Caruthers, Gonsalves and Young are hoping there is room for at least one more.
The deadline to apply for inclusion on the wall in spring 2011 is Dec. 31. They get about 130 applications for old cases every year, said Carolie Heyliger, research manager for the memorial.
“The departments send us information, family members send us information, amateur historians send us information from all over the country,” she said.
At this point, the biggest unanswered question is, why did it take 56 years?
Was it just a different time when communities had to move on faster and memorializing fallen officers wasn’t as common as today? Or was it because Strickland was black, and had only been on the force for a month?
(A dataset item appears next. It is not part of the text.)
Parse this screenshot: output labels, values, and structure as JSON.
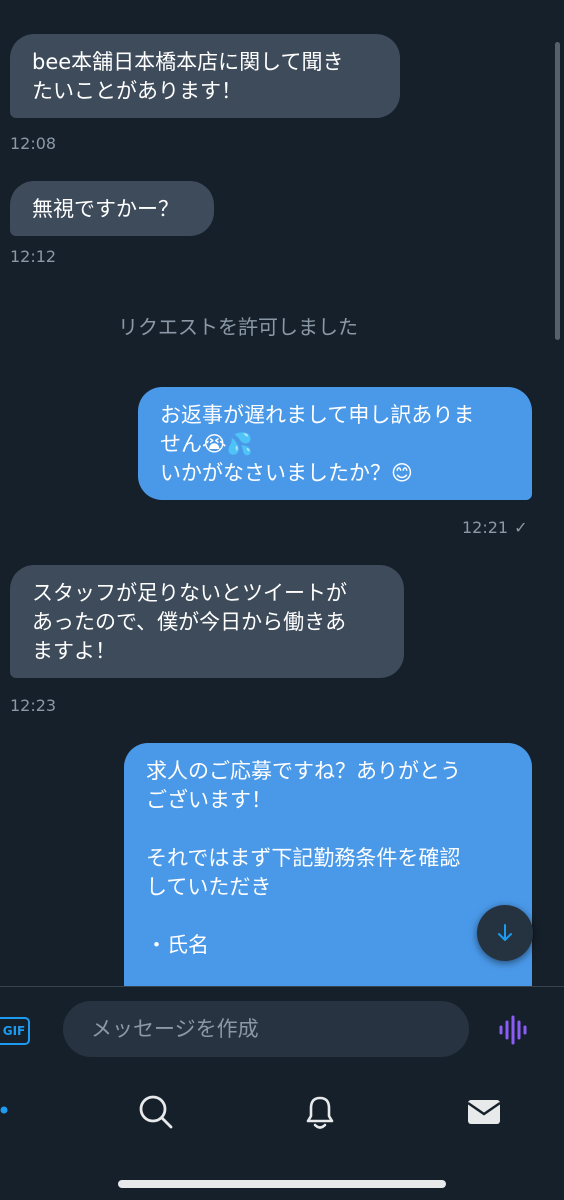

“I don’t think it was because he was black. I don’t believe that,” said Williams, who, like a handful of old-timers in the Naples black community, has heard of Strickland. “It probably was they just overlooked it, I guess.”
Its a matter of how, not if, the department will finally recognize its fallen hero, Chief Weschler said. There are no known photographs of Strickland.
“We haven’t determined if we’ll change (the monument) to have two plaques on one, or create something new,” he said. “We’ll have some type of recognition out in front of the police station.”
To Gonsalves, the whole journey was about doing what was right for a fallen brother.
“He was murdered doing the job that it doesn’t matter if you’re white, you’re black, you’re Hispanic, whatever. You should be recognized,” Gonsalves said. “It’s not the color of his skin, it’s not the gender, it’s not any of that that matters. It’s the job, what your profession is. And his profession was a night watchman or police officer in McDonald’s Quarters. It’s respect, to show that his life meant something to the community, besides just to his family.
“It’s the acknowledgment that the person doing his job, being paid to do this job, was killed,” Gonsalves said, “and I would hope that if the roles were reversed that someone would have looked to see what happened to me.”